2.) Notice the calendar? I'm not really using it right now. However, it is up for a few days while I demonstrate its use at work.

Saturday, July 12, 2008

You've Got to Be Kidding Me!

Can anyone tell me why early childhood (and I mean all the way through 2nd grade) students should even have to worry about "homework" beyond play and exploration of their world?

Read this: Homework for Preschoolers?

Think About the Message This Sends to The Child: You've Been Kicked Out of Preschool

Have you ever been witness to a child in your class or center being kicked out? What was the reason?

I'm a firm believer that its a lack of teacher support and education that leads to preschool expulsion--its never the child's fault. Never. Read this: Kicked Out of Preschool?

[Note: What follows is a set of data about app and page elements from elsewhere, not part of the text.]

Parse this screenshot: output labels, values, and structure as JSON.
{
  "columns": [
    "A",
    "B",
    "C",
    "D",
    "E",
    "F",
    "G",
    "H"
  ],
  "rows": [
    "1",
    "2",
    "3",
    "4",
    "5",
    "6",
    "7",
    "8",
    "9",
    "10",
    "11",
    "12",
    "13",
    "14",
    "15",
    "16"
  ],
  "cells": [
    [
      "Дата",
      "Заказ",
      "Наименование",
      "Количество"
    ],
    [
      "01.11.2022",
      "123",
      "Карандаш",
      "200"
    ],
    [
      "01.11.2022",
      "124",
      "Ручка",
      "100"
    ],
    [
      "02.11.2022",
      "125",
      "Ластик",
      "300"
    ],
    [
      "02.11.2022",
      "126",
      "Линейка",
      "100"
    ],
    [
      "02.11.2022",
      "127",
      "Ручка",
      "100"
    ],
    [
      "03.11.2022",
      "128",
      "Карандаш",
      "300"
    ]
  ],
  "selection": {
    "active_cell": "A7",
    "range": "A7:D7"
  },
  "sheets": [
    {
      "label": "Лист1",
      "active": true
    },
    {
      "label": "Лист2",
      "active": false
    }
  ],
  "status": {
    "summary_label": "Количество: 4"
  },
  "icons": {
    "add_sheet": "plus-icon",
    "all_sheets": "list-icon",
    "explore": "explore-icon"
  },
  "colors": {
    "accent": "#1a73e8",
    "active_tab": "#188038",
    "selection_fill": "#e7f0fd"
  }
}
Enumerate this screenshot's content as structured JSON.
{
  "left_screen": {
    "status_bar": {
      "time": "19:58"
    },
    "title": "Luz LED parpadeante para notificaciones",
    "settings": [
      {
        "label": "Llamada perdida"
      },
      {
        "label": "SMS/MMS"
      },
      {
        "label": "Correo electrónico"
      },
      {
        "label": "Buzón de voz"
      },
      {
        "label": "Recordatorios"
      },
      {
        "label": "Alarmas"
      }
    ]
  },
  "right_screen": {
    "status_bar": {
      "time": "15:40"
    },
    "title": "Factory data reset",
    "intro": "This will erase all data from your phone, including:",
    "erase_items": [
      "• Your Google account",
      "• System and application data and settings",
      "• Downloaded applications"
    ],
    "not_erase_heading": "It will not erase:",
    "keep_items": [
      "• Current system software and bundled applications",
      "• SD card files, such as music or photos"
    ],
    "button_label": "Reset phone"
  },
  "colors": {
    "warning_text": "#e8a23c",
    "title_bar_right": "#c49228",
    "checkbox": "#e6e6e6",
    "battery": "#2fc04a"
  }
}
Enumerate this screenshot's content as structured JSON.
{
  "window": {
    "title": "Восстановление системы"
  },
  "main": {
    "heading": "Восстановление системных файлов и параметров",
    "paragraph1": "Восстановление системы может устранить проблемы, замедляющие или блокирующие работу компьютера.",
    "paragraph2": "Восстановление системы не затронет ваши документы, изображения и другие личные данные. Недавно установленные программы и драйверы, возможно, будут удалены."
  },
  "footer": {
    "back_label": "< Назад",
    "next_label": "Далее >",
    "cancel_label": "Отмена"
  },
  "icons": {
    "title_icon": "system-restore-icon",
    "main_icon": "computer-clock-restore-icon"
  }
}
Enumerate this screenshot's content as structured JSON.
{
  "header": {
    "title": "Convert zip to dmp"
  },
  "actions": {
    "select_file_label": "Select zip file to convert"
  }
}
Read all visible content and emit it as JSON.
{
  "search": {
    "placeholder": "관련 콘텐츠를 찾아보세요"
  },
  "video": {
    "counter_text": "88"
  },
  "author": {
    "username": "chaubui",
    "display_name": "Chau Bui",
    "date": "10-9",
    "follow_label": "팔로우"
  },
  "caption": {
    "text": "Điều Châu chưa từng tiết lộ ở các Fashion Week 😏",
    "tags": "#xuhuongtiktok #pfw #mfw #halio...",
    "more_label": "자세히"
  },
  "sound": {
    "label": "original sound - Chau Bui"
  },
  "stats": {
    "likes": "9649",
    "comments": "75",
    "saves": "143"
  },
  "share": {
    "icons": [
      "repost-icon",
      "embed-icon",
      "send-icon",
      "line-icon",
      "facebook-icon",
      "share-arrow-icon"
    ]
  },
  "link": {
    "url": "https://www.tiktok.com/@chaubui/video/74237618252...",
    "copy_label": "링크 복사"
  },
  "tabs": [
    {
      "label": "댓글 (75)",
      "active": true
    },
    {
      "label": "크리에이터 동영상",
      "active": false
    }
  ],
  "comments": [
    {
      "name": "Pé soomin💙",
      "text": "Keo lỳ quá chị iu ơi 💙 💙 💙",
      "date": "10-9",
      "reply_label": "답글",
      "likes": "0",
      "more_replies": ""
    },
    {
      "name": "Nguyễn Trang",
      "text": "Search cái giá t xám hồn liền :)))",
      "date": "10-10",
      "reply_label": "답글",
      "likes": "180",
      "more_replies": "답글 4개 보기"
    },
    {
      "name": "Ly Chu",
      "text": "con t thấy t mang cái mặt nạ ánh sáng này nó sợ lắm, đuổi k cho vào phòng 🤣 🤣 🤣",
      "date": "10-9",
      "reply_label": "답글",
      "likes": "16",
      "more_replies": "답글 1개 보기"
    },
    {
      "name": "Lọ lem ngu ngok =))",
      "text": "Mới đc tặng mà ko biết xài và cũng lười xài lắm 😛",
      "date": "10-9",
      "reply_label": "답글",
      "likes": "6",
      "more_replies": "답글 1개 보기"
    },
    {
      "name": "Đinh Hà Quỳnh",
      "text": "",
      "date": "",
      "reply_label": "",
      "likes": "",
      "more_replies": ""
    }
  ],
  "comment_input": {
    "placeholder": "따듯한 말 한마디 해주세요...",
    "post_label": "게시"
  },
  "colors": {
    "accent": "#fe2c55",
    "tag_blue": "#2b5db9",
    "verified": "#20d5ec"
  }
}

The number of preschool expulsions and corporal punishment usage is a PLEA to our governments to increase professional development/education training for teachers AND create a efficient model of quality control that ensures quality in EC programs.

Friday, July 11, 2008

Where's Waldorf in EC?

During my graduate work, a woman in my class introduced the ideas of Waldorf education to me. She had mentioned that she was interested in teaching in a Waldorf school and that she really felt passionate about their curriculum.

My reaction? What in the world is Waldorf?

However, after some investigation throughout the years I learned quite a bit about the curriculum. While I stress I have never taught in a Waldorf classroom, I must say there is quite a bit to like about the curriculum in terms of its commitment to individualized lesson planning, integration of nature throughout, and rejection of high-stakes testing, negative discipline and ignoring of a child's interests and feelings.

You might be saying to yourself---"yeah, but that's not going to work where I teach." I agree, public schools (where I worked an Integrated EC classroom), child care preschools, and other early childhood programs might not be able or ready to take on such an intense of a program like the one Waldorf education provides.

HOWEVER--We can take pieces from this model to improve what is there already!

Here's just a few things I took from the Waldorf curriculum:
  • cooking activities that I planned based on some of the children's interests/ideas from conversations in the classroom (and yes, they did actually cook and cut vegetables)
  • domestic tasks related to the upkeep of the classroom and classroom pets (yes, I had pets), including washing the dishes after we cooked
  • art activities that children can imitate (weaving, "sewing" (we used plastic needles and yarn through plastic/nylon netting), painting with tempura, fingerpaints, watercolors, mud and water, etc.)
  • gardening (we planted fall mums outside and pumpkins/squash the first week of class and by the first week of october had a great patch), we also did flowers in the spring
  • meditating on seasons instead of holidays--I know this is an adjustment for some teachers and some parents, but I'm passionate about this topic.

**By the way, this doesn't mean you tell children "shhh" if they mention they sat on Santa's lap over the weekend (we talked about holidays when the children mentioned them all the time). does mean instead of making cut and paste Christmas trees, we made evergreen smelly jars and hot cocoa with peppermint sticks.

Does anyone else know anything about Waldorf education they might want to share? Any ideas on how to incorporate some of the ideas from Waldorf classrooms into a public school or child care EC classroom?

Monday, March 10, 2008

New Math Connections neighborhood at DCM

The new Math Connections neighborhood has arrived at DCM!

With many wonderful interactive, hands-on opportunities to explore math, the DCM Math Connections neighborhood is the perfect way to nurture children's emerging and early math skills. Exhibits feature activities related to patterning, sorting/classification, shapes/colors, early addition/subtraction, fractions, symmetry, size, counting and one-on-one correspondence and more....

The DuPage Children's Museum website is:

Yay for Play!

The following is a great piece recently aired by NPR regarding the importance of play and how the past couple decades' focus on technology and other "busy work" has lessened the focus on pretend play and outdoor play.

What a great article. I am very pleased to see who was involved in the discussion.